It is not good practice to rely solely on the use cases provided as standard by monitoring technologies or on alerts driven by statistically anomalous behavior. Creating well-designed and bespoke use cases enables analysts to reliably detect attacker actions with a low signal-to-noise ratio and drive their investigation and containment.
Effective use cases that alert security teams to incidents in need of immediate investigation or intervention result from a perception of high-potential, high-risk threats. Identifying the most likely adversaries, their motivations and TTPs inform use case design and documentation. This further provides analysts with the knowledge to succeed in future investigation and containment. A good use case will, for example, contextualize an alert in the lifecycle of an attack; analysts may then anticipate an attacker’s consequent actions and uncover further avenues of investigation.
Applying context to use cases also affirms the true meaning of an alert. For example, if an alert is triggered by an attempt to disable antivirus software, its meaning depends on the related host—triggered from a domain controller that alert is likely more critical than from a developer’s machine.
When deciding which detection technologies to deploy, the deployment location is just as important. If controls are placed only at the perimeter of your estate, for example, the scale of an attack may not be realized; a sophisticated attacker could quite easily bypass the perimeter without triggering an alert. For some organizations, the notion of a perimeter does not even truly exist, with the introduction of software-as-a-service (SaaS) platforms like Github, Slack, or Office 365. This approach alters the tactics and necessary mindset of analysts and defenders.
Deployment of detection and preventative controls throughout the whole estate realistically reflects the lifecycle of a modern attack. Lockheed Martin’s cyber kill chain acts as an effective guide when mapping controls to an attacker’s methodology. To detect modern attack techniques, organizations require a variety of log sources, including (but not limited to) endpoint detection (usually a software agent), network-level monitoring, and logs from pre-existing preventative controls, such as anti-virus.
Organizations considering detection in the cloud can also consider new opportunities for telemetry in these environments. Whatever the nuances of your environment, technology’s effectiveness depends on the human insight used to configure it and the experience gathered over time from using it.

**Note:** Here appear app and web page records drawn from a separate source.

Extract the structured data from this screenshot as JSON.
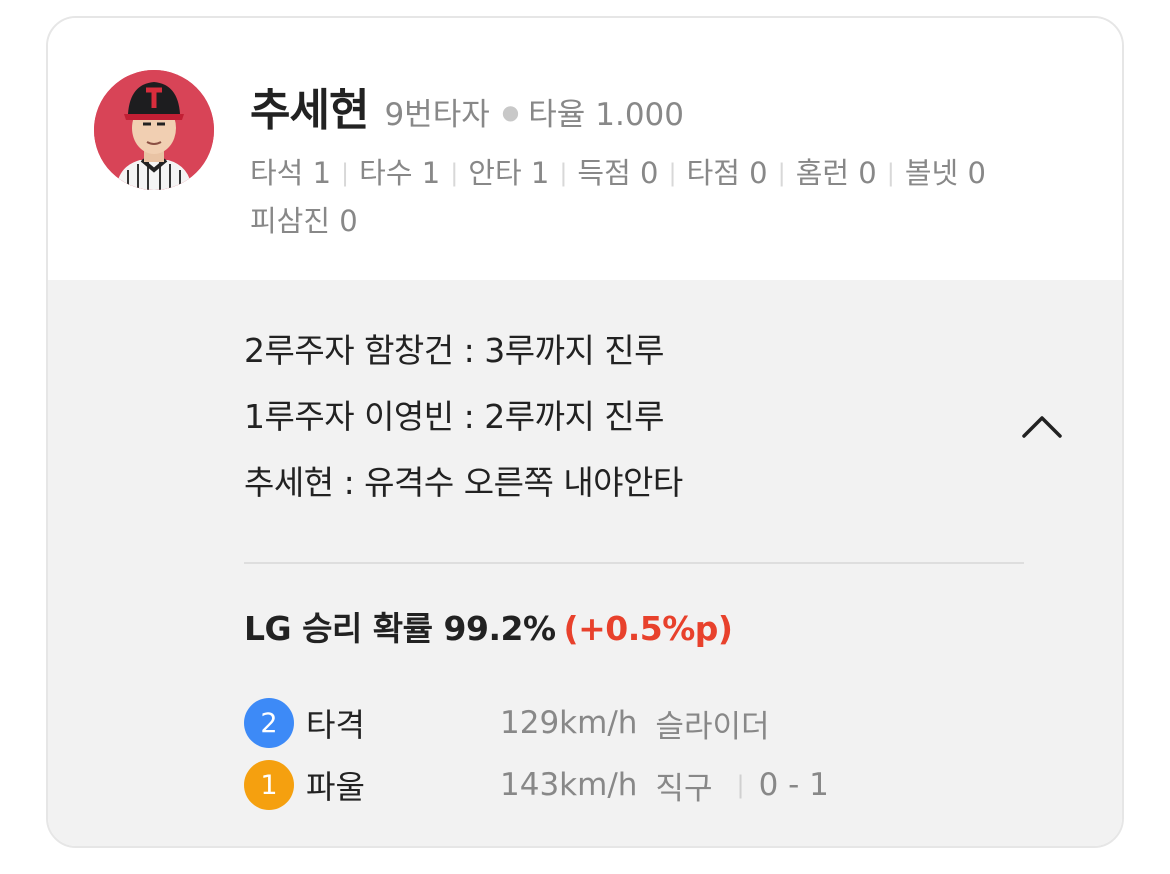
{
  "player": {
    "name": "추세현",
    "batting_order": "9번타자",
    "avg_label": "타율",
    "avg_value": "1.000",
    "avatar_icon": "player-photo",
    "stats": [
      {
        "label": "타석",
        "value": "1"
      },
      {
        "label": "타수",
        "value": "1"
      },
      {
        "label": "안타",
        "value": "1"
      },
      {
        "label": "득점",
        "value": "0"
      },
      {
        "label": "타점",
        "value": "0"
      },
      {
        "label": "홈런",
        "value": "0"
      },
      {
        "label": "볼넷",
        "value": "0"
      },
      {
        "label": "피삼진",
        "value": "0"
      }
    ]
  },
  "events": [
    "2루주자 함창건 : 3루까지 진루",
    "1루주자 이영빈 : 2루까지 진루",
    "추세현 : 유격수 오른쪽 내야안타"
  ],
  "collapse_icon": "chevron-up-icon",
  "win_probability": {
    "text": "LG 승리 확률 99.2%",
    "delta": "(+0.5%p)",
    "delta_color": "#e8412c"
  },
  "pitches": [
    {
      "number": "2",
      "result": "타격",
      "speed": "129km/h",
      "type": "슬라이더",
      "count": "",
      "badge_color": "#3d8af7"
    },
    {
      "number": "1",
      "result": "파울",
      "speed": "143km/h",
      "type": "직구",
      "count": "0 - 1",
      "badge_color": "#f5a00f"
    }
  ]
}
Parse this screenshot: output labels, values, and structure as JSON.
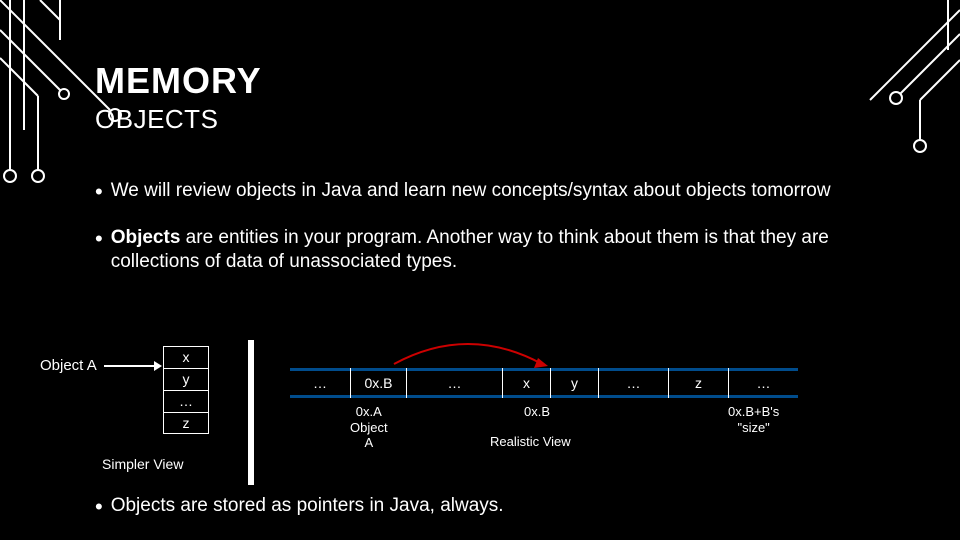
{
  "title": "MEMORY",
  "subtitle": "OBJECTS",
  "bullets": [
    {
      "text_before": "We will review objects in Java and learn new concepts/syntax about objects tomorrow",
      "bold_word": ""
    },
    {
      "bold_word": "Objects",
      "text_after": " are entities in your program. Another way to think about them is that they are collections of data of unassociated types."
    }
  ],
  "bullet3": "Objects are stored as pointers in Java, always.",
  "diagram": {
    "objectA_label": "Object A",
    "stack": [
      "x",
      "y",
      "…",
      "z"
    ],
    "simpler_label": "Simpler View",
    "memcells": [
      "…",
      "0x.B",
      "…",
      "x",
      "y",
      "…",
      "z",
      "…"
    ],
    "mem_label_a_line1": "0x.A",
    "mem_label_a_line2": "Object",
    "mem_label_a_line3": "A",
    "mem_label_b": "0x.B",
    "realistic_label": "Realistic View",
    "mem_label_end_line1": "0x.B+B's",
    "mem_label_end_line2": "\"size\""
  }
}
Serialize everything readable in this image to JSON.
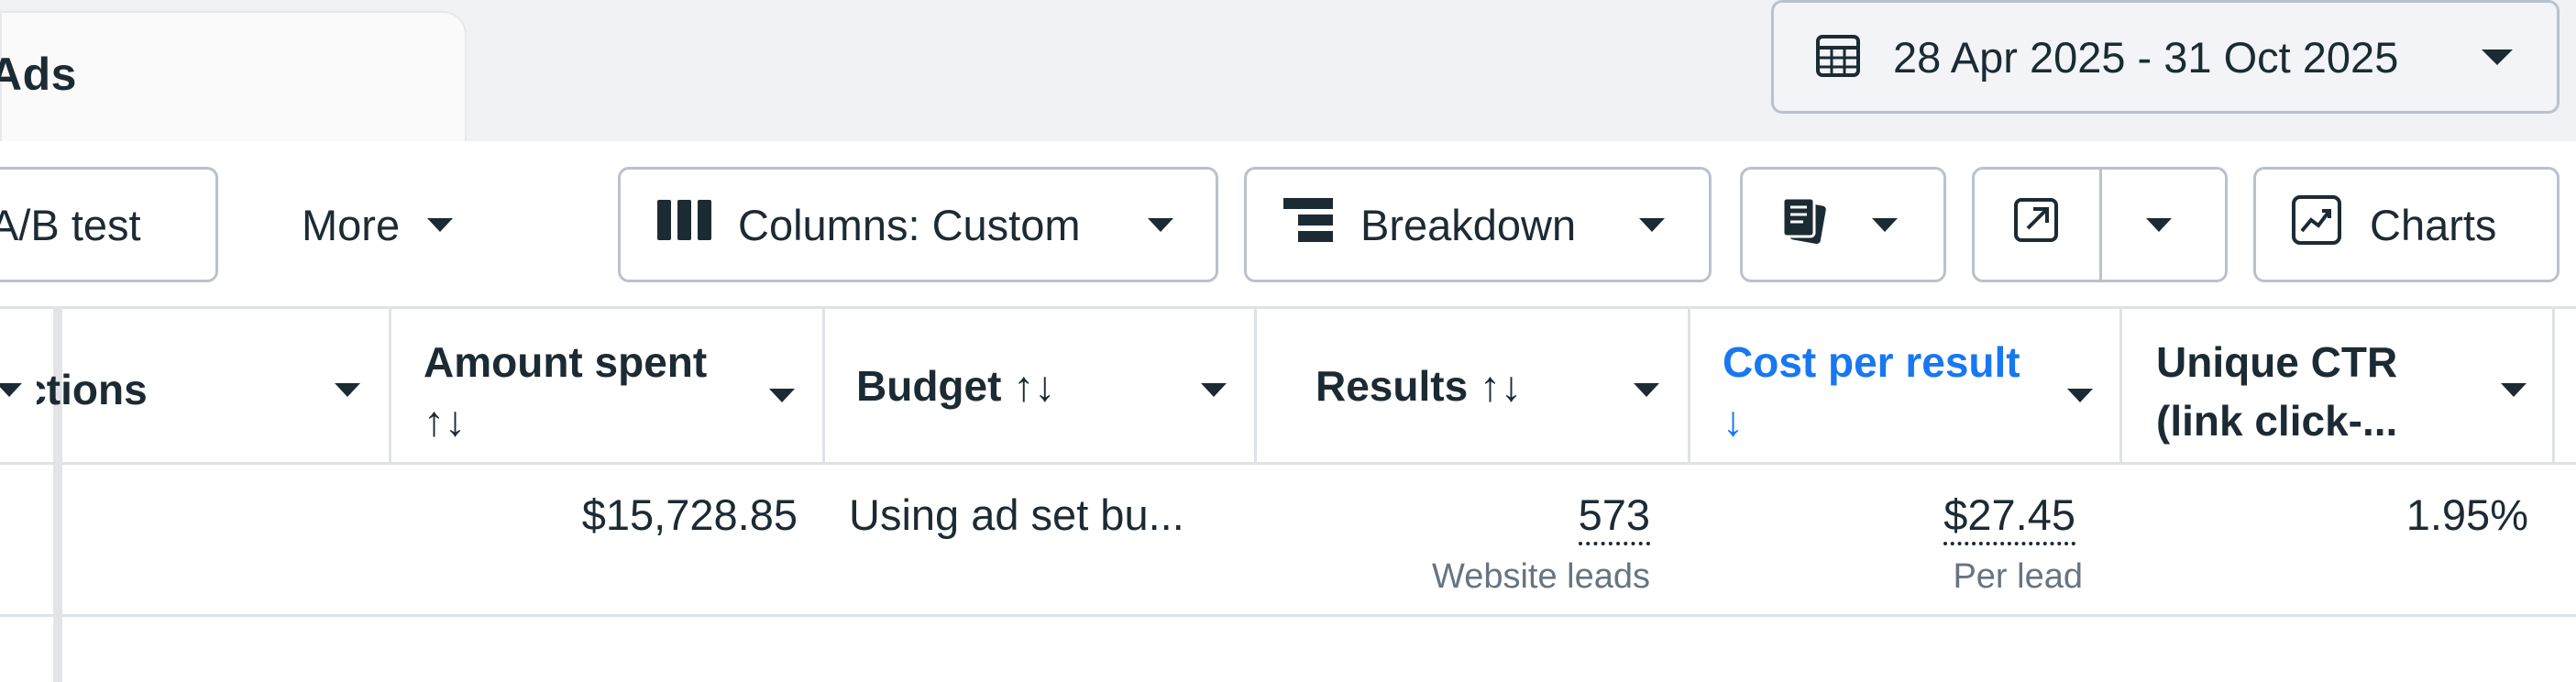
{
  "tabs": {
    "ads_label": "Ads"
  },
  "date_range": {
    "label": "28 Apr 2025 - 31 Oct 2025"
  },
  "toolbar": {
    "ab_test_label": "A/B test",
    "more_label": "More",
    "columns_label": "Columns: Custom",
    "breakdown_label": "Breakdown",
    "charts_label": "Charts"
  },
  "table": {
    "columns": {
      "actions": "Actions",
      "amount_spent": "Amount spent",
      "amount_spent_sort": "↑↓",
      "budget": "Budget ↑↓",
      "results": "Results ↑↓",
      "cost_per_result": "Cost per result",
      "cost_per_result_sort": "↓",
      "unique_ctr_line1": "Unique CTR",
      "unique_ctr_line2": "(link click-..."
    },
    "row": {
      "amount_spent": "$15,728.85",
      "budget": "Using ad set bu...",
      "results": "573",
      "results_sub": "Website leads",
      "cost_per_result": "$27.45",
      "cost_per_result_sub": "Per lead",
      "unique_ctr": "1.95%"
    }
  },
  "colors": {
    "accent": "#1877f2",
    "border": "#b9c2cc",
    "text": "#1c2b33",
    "muted": "#677481"
  },
  "icons": [
    "calendar-icon",
    "columns-icon",
    "breakdown-icon",
    "reports-icon",
    "export-icon",
    "charts-icon",
    "chevron-down-icon"
  ]
}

Regular testing that simulates modern attack techniques will substantiate an organization’s defense measures against the ever-changing threats it faces. Outcome-based testing that emulates the attacks most likely to be deployed and affects the business help develop effective detection that demonstrates the return on investment. Once use cases have been proven to alert on the actions a reak attacker would perform, testing can be automated and repeated regularly to ensure a consistent level of detection over time. This will free up time for analysts, engineers, and testers to develop new and more complex use cases that detect attacker actions beyond existing automated alerts.